_Your objective_
If a line of the records contains the word "Marketing", list it.

_The input_
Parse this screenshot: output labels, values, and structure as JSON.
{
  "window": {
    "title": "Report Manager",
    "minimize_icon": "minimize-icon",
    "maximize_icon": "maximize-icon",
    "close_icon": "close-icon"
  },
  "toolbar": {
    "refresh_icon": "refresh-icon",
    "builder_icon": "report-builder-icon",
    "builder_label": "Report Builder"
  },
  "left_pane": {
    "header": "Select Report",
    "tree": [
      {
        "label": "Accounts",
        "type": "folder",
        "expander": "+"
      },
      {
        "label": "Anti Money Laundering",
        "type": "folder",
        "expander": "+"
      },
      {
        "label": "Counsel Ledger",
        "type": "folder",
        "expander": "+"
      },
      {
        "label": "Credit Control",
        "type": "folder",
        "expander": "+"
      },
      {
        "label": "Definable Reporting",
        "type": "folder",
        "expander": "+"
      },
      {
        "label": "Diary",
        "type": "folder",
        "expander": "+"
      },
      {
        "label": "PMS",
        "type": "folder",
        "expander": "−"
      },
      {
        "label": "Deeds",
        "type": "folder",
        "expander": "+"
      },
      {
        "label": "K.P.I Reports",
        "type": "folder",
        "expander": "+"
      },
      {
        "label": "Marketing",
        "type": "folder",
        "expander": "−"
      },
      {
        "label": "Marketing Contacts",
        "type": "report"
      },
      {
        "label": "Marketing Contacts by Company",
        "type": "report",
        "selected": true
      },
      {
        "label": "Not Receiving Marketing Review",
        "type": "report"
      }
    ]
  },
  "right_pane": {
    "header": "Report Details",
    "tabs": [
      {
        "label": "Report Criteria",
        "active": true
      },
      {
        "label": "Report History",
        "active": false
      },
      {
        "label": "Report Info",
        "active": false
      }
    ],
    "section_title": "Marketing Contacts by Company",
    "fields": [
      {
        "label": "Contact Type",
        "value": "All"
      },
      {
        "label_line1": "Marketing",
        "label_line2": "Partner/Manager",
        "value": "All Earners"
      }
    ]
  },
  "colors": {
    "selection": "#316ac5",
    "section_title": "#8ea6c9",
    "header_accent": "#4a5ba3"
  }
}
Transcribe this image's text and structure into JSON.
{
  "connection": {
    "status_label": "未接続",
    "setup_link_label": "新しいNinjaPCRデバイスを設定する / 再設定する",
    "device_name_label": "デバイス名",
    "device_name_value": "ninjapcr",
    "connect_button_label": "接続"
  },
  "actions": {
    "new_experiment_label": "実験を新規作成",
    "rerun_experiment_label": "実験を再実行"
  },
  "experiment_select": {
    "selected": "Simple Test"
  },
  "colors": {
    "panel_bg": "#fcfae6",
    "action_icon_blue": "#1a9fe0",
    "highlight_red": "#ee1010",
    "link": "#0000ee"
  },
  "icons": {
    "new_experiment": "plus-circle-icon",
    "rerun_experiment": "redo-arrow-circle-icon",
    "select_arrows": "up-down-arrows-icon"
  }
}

_Your solution_
        "label": "Marketing",
        "label": "Marketing Contacts",
        "label": "Marketing Contacts by Company",
        "label": "Not Receiving Marketing Review",
    "section_title": "Marketing Contacts by Company",
        "label_line1": "Marketing",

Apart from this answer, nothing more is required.